WELCOME NEWS: Bat supporters Maree Treadwell and Brynn Mathews celebrate that the “nursery tree’ at Cairns Library has been saved.

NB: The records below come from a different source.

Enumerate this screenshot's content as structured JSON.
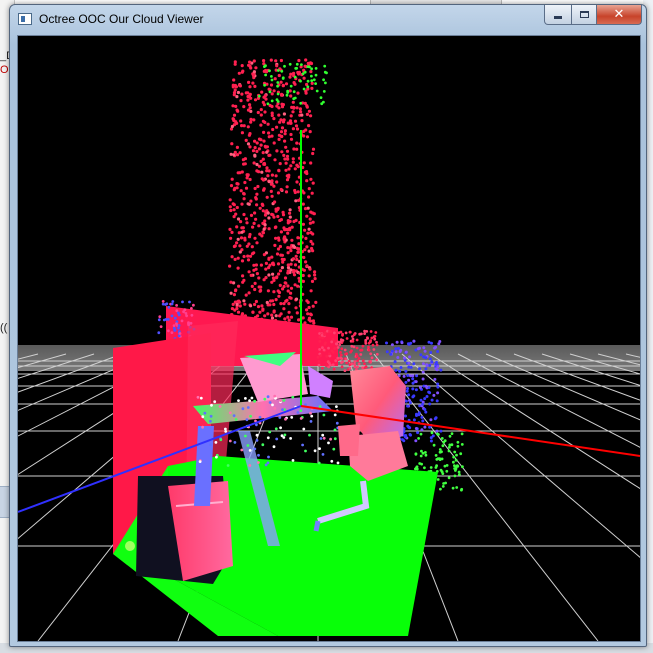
{
  "window": {
    "title": "Octree OOC Our Cloud Viewer",
    "icon": "app-window-icon"
  },
  "controls": {
    "minimize_icon": "minimize-icon",
    "maximize_icon": "maximize-icon",
    "close_icon": "close-icon"
  },
  "background_fragments": [
    "_D",
    "Ou",
    "(("
  ],
  "colors": {
    "viewport_background": "#000000",
    "grid": "#d0d0d0",
    "axis_x": "#ff0000",
    "axis_y": "#00ff00",
    "axis_z": "#3030ff"
  }
}
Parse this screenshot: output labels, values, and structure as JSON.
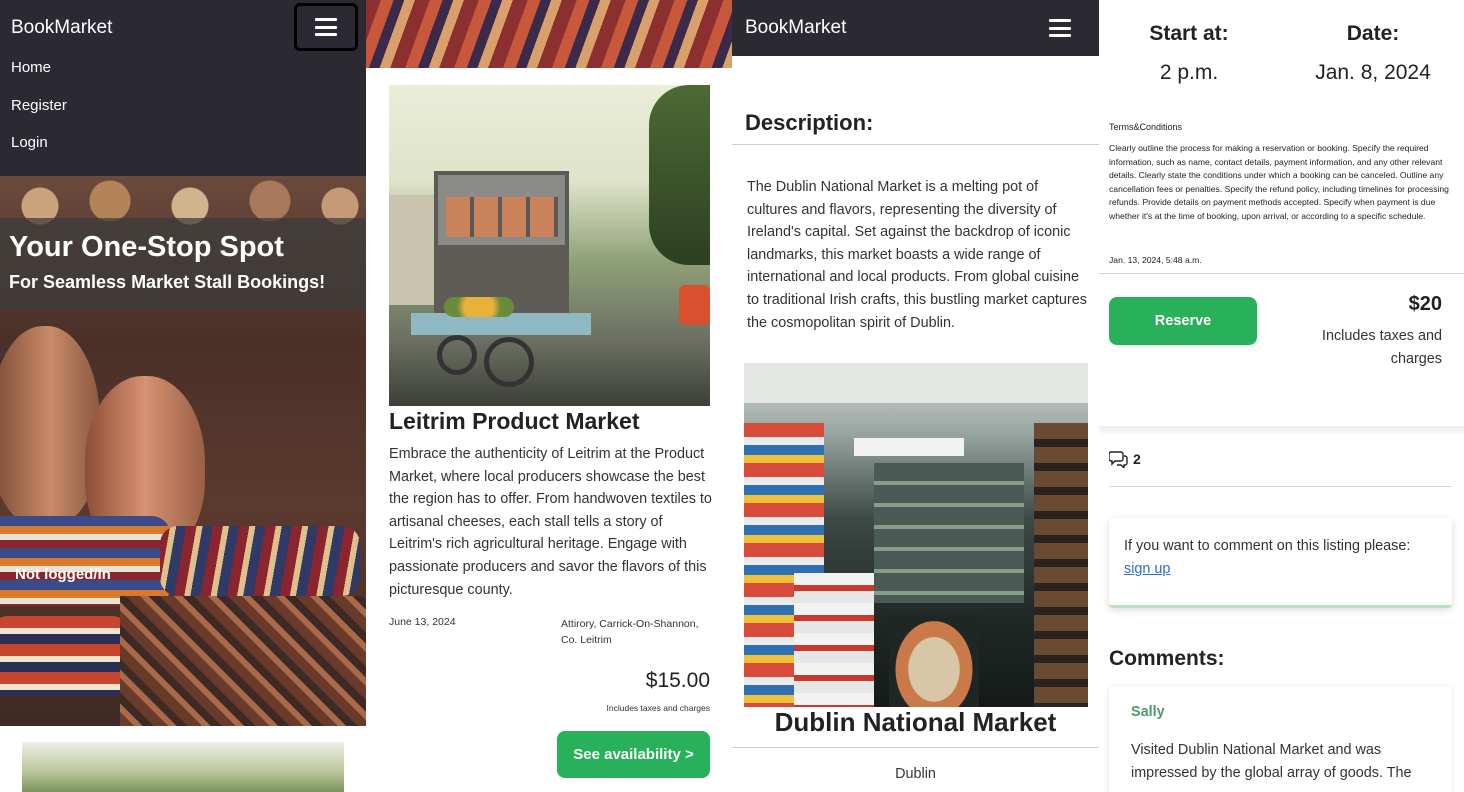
{
  "app": {
    "brand": "BookMarket"
  },
  "panel1": {
    "nav_items": [
      "Home",
      "Register",
      "Login"
    ],
    "hero_title": "Your One-Stop Spot",
    "hero_subtitle": "For Seamless Market Stall Bookings!",
    "status": "Not logged/In"
  },
  "panel2": {
    "title": "Leitrim Product Market",
    "description": "Embrace the authenticity of Leitrim at the Product Market, where local producers showcase the best the region has to offer. From handwoven textiles to artisanal cheeses, each stall tells a story of Leitrim's rich agricultural heritage. Engage with passionate producers and savor the flavors of this picturesque county.",
    "date": "June 13, 2024",
    "location": "Attirory, Carrick-On-Shannon, Co. Leitrim",
    "price": "$15.00",
    "price_note": "Includes taxes and charges",
    "button": "See availability >"
  },
  "panel3": {
    "description_heading": "Description:",
    "description": "The Dublin National Market is a melting pot of cultures and flavors, representing the diversity of Ireland's capital. Set against the backdrop of iconic landmarks, this market boasts a wide range of international and local products. From global cuisine to traditional Irish crafts, this bustling market captures the cosmopolitan spirit of Dublin.",
    "title": "Dublin National Market",
    "city": "Dublin"
  },
  "panel4": {
    "start_label": "Start at:",
    "start_value": "2 p.m.",
    "date_label": "Date:",
    "date_value": "Jan. 8, 2024",
    "terms_heading": "Terms&Conditions",
    "terms_text": "Clearly outline the process for making a reservation or booking. Specify the required information, such as name, contact details, payment information, and any other relevant details. Clearly state the conditions under which a booking can be canceled. Outline any cancellation fees or penalties. Specify the refund policy, including timelines for processing refunds. Provide details on payment methods accepted. Specify when payment is due whether it's at the time of booking, upon arrival, or according to a specific schedule.",
    "terms_timestamp": "Jan. 13, 2024, 5:48 a.m.",
    "reserve_button": "Reserve",
    "price": "$20",
    "price_note": "Includes taxes and charges",
    "comment_count": "2",
    "comment_prompt": "If you want to comment on this listing please:",
    "signup_link": "sign up",
    "comments_heading": "Comments:",
    "comment_author": "Sally",
    "comment_text": "Visited Dublin National Market and was impressed by the global array of goods. The"
  },
  "colors": {
    "navbar": "#2b2a33",
    "accent_green": "#28b05b",
    "link": "#2a6fd6"
  },
  "icons": [
    "hamburger-icon",
    "comments-icon"
  ]
}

PICTURE: ANNA ROGERS
A COUNCIL backflip will create a permanent home in the Cairns CBD for thousands of threatened bats that it tried to run out of town just a year ago.
Bat advocates have praised Cairns Regional Council’s new flying fox management plan, announced yesterday, but have questioned why it took so long to get there.
The new $165,000 plan will involve maintaining the CBD spectacled flying fox colony near Cairns Library in the heritage-listed fig tree known as the “nursery tree” while also ramping up cleaning and maintenance activity.
The council will also launch a new “Flying Fox Move On” unit to “nudge” the animals to new locations or roosts “if required”.
It effectively takes the situation back to square one before the council attempted to disperse the bats in March last year.
That was a point not missed by division five Councillor Richie Bates in the council’s Community Services Committee meeting yesterday.
To date, the council has spent about $150,000 in its attempts to disperse the bats.
North Queensland Environmental Defenders Office treasurer Brynn Mathews said the decision to maintain the CBD colony was “absolutely” a good backflip but questioned the amount of money council had “wasted”.
“When they were considering trying to disperse the colony last year they were told it would be a waste of time and money because it wouldn’t work, it would just spread them around the CBD. That’s exactly what happened.”
The council and contractors Garden Friendly Mulchers are still involved in legal action to fight a combined eight charges over allegedly non-compliant pruning last year of CBD trees that were home to spectacled flying foxes.
The matter came before the courts after both parties refused to pay fines totalling $25,000 which were issued by the Department of Environment and Heritage Protection.
The council now faces maximum penalties totalling $494,760 if convicted.